ATHENS – It was a sensational crime that gripped the country’s attention for its brazenness – the theft of three valuable artworks from Greece’s National Gallery in 2012 – but the man who did it won’t go to jail.
Giorgos Sarmantzopoulos, 50, was found guilty of aggravated theft but a court recognized his good behavior after the heist and suspended his sentence pending appeal, said ArtNews.
He must wear electronic monitoring and stay within 3 kilometers (1.86 miles) of his house, the report said, but otherwise walked free despite the theft, that included Picasso’s Picasso’s painting Head of a Woman (1934), Piet Mondrian’s painting Stammer Windmill with Summer House (1905), and Guglielmo Caccia’s sketch St. Diego de Alcala in Ecstasy with the Holy Trinity and the Symbols of Passion.
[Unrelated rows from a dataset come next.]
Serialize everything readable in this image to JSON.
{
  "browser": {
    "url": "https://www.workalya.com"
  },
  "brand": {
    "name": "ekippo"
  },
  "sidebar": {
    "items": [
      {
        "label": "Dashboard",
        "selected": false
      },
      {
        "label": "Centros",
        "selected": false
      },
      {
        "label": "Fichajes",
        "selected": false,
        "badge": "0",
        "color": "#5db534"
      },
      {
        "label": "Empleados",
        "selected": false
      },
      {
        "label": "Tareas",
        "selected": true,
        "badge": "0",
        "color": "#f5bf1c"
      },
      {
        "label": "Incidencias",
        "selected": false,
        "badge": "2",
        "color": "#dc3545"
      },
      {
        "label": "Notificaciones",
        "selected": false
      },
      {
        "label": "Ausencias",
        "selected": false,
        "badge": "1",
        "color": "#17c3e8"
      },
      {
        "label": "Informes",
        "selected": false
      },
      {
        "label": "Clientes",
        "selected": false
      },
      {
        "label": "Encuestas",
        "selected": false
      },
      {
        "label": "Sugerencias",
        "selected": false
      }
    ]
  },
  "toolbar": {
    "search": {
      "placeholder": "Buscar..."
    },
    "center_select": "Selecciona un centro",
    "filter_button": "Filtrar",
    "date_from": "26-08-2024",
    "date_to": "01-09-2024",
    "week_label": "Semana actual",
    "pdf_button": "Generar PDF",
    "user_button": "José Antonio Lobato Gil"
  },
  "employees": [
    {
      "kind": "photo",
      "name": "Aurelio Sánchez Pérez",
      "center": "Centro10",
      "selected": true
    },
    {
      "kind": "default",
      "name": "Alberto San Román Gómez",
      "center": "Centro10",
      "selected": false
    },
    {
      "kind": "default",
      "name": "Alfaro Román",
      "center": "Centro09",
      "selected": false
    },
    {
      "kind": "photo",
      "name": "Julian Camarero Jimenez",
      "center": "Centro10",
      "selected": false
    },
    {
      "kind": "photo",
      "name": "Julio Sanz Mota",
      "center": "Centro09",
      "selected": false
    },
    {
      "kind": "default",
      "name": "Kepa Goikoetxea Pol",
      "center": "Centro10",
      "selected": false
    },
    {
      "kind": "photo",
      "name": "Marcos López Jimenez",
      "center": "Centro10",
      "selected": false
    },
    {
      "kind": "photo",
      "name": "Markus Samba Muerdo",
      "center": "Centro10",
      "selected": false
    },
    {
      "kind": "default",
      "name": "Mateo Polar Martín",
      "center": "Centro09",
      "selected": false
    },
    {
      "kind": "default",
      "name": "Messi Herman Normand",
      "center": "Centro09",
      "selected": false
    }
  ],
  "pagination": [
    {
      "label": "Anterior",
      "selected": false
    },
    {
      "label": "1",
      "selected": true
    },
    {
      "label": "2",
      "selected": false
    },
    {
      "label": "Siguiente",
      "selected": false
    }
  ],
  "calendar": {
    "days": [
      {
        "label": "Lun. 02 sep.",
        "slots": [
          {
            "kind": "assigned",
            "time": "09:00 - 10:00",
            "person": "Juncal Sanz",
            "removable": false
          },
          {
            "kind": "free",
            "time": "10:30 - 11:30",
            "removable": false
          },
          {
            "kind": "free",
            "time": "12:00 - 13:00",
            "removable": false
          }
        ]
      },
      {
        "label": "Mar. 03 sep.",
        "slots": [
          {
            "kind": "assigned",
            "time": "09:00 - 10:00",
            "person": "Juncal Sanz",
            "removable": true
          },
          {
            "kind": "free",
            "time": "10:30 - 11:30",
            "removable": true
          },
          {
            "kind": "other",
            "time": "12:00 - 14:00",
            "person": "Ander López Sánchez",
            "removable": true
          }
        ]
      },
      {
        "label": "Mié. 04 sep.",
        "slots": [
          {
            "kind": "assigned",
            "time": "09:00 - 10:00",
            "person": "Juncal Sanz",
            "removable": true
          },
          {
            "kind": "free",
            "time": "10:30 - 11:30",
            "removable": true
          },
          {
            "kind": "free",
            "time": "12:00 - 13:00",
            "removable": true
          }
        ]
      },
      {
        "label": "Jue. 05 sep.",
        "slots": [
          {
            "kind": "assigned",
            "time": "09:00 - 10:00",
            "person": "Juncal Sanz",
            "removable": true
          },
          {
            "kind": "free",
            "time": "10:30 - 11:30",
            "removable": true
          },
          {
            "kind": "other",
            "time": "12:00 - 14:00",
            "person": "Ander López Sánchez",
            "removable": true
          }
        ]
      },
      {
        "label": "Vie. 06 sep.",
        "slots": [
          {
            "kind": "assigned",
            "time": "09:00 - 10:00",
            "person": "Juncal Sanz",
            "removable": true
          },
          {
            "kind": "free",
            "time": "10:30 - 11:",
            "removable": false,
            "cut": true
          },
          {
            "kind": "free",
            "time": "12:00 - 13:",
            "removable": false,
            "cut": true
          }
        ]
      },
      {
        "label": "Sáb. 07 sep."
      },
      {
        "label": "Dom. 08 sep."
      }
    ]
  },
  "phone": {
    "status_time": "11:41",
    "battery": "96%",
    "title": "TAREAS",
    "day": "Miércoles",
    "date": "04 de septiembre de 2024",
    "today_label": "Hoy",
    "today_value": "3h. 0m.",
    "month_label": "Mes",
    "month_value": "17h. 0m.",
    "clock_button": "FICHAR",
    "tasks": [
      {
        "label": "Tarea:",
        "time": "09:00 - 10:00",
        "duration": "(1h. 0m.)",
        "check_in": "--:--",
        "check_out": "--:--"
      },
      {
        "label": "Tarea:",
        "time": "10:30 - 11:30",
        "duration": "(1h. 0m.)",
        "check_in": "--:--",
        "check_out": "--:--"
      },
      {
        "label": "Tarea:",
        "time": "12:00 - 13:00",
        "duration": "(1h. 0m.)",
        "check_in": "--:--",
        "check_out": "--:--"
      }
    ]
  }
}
Sarmantzopoulos got into the gallery through an unlocked balcony door and tricked guards by triggering repeated false alarms to lull them and then took the paintings and fled to a staircase into the basement, the report said.
There, he removed the paintings from their frames using a pocketknife and claimed that he acted alone although another account detailed a second person who supposedly kept watch, the site said.
He got away with it for some nine years before being arrested and telling authorities that he had been working in construction as a painter and that he stole the paintings out of a self-described “passion for art,” not for profit.
At the time of his arrest, Sarmantzopoulos handed over the paintings by Picasso and Mondrian to the authorities and claimed that the third by Caccia was destroyed but won’t be punished for it.
“The irreversible damage was seen during the inspection. The color consistency was damaged. These works must be kept in special conditions so that they are not damaged,” Eftychia Agathonikou, Director of the museum’s collections, testified.
Lawyer and art collector Stelios Garipis told the court that Sarmantzopoulos was “a member of an international ring. A Dutch detective contacted me and told me that he has a lot of information about him… It was no coincidence that two works were returned,” the site added.
“The painting (by Caccia,) which is supposed to have been destroyed, was rumored to have appeared in an auction in Florence. I contacted the National Gallery to see what actions they had taken,” Garipis continued.
“The simplest thing would have been to send documents (to the auction house) and see who received the painting. Because it wasn’t sold. They (the National Gallery) did nothing,” he testified to no avail.
It is unclear if the Caccia was actually destroyed. According to Garipis, foreign experts subsequently identified the work in Florence as the same Caccia piece that had been stolen from Athens, the report added of the case.